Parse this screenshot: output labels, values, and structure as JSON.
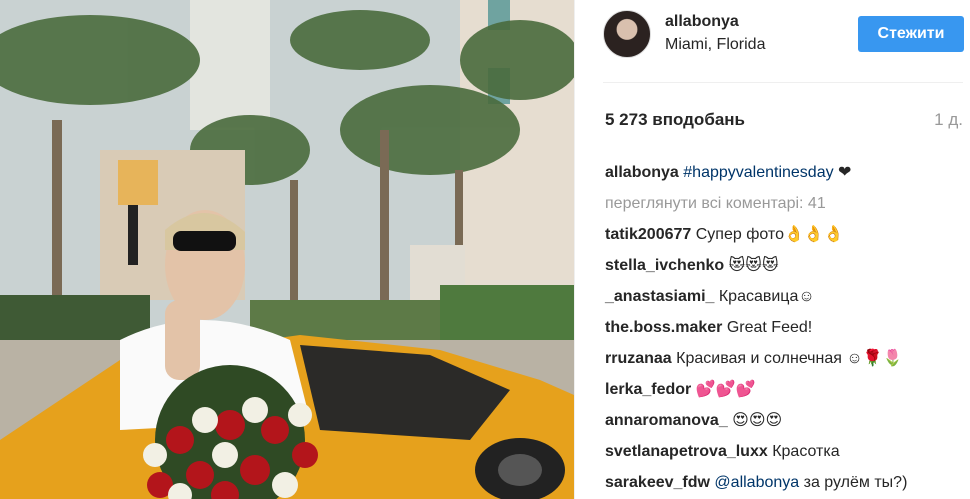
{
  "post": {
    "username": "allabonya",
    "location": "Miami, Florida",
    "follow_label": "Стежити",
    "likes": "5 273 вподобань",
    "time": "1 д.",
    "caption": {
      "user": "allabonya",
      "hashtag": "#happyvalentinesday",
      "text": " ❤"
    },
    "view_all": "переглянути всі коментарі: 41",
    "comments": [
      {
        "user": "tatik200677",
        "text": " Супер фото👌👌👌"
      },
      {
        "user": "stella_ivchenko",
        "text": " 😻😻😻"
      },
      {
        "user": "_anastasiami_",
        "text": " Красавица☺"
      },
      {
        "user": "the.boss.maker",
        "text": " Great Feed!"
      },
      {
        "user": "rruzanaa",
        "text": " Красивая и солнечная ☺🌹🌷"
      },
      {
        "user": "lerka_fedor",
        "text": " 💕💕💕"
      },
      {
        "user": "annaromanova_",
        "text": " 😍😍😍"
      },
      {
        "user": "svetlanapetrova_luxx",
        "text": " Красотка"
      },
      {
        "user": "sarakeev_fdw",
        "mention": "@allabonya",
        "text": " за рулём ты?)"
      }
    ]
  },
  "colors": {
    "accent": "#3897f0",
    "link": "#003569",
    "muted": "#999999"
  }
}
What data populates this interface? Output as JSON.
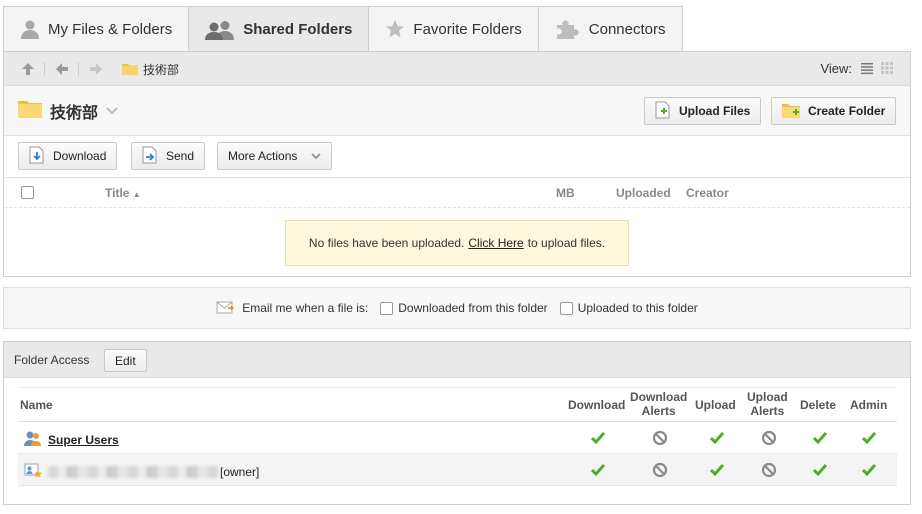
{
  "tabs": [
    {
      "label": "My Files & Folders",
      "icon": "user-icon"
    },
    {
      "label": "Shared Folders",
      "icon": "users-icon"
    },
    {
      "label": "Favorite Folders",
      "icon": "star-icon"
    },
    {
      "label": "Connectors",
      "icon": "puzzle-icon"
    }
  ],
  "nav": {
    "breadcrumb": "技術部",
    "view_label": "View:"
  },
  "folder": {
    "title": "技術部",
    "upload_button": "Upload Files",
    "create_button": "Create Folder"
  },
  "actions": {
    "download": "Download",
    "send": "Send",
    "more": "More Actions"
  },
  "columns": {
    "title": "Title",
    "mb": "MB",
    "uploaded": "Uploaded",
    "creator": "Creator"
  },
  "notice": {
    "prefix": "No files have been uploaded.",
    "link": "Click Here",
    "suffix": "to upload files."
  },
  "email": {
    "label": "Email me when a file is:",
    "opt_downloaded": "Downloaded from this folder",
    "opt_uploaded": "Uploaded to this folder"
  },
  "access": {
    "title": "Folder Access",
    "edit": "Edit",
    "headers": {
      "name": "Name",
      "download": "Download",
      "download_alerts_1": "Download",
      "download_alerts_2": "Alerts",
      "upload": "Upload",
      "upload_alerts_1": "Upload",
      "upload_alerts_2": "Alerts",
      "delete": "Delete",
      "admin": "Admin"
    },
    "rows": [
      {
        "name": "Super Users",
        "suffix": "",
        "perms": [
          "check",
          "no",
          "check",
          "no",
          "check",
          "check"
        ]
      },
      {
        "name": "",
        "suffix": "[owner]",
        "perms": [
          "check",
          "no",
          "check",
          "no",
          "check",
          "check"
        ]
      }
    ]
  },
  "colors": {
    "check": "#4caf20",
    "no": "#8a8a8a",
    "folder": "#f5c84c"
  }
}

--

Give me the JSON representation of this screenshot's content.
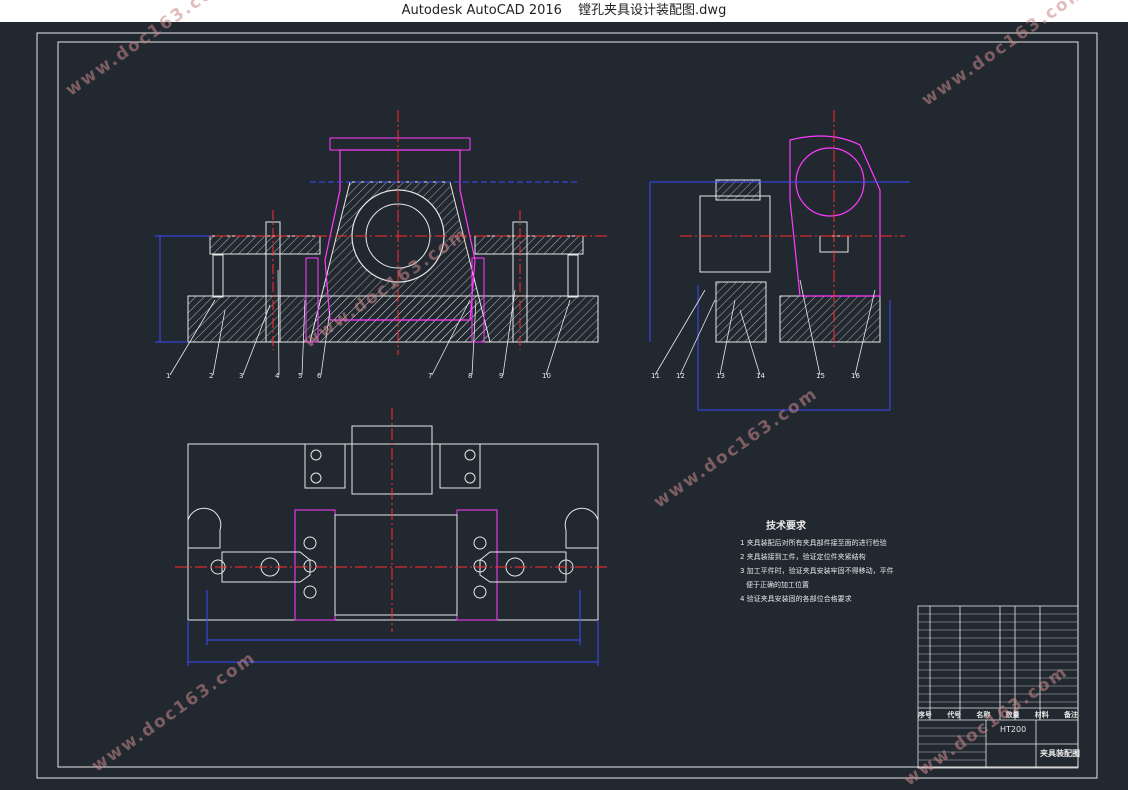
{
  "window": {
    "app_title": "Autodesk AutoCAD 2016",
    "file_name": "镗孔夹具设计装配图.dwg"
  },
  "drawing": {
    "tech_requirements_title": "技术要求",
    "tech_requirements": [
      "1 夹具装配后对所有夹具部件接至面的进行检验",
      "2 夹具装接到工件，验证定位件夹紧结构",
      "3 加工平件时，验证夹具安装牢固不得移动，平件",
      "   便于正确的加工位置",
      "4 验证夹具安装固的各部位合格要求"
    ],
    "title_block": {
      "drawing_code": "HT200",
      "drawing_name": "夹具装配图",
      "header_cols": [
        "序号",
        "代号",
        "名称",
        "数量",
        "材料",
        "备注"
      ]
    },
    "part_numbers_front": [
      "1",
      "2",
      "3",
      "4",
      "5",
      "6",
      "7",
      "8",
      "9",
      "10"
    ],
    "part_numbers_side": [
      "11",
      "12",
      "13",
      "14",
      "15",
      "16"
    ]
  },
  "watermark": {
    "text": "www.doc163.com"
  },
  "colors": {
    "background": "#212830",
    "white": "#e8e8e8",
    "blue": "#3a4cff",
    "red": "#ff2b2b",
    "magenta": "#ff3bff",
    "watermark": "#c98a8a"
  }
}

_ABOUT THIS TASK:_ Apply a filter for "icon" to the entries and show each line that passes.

_EXERCISE OUTPUT:_
      "icon": "user-icon"
      "icon": "users-icon"
      "icon": "star-icon"
      "icon": "puzzle-icon"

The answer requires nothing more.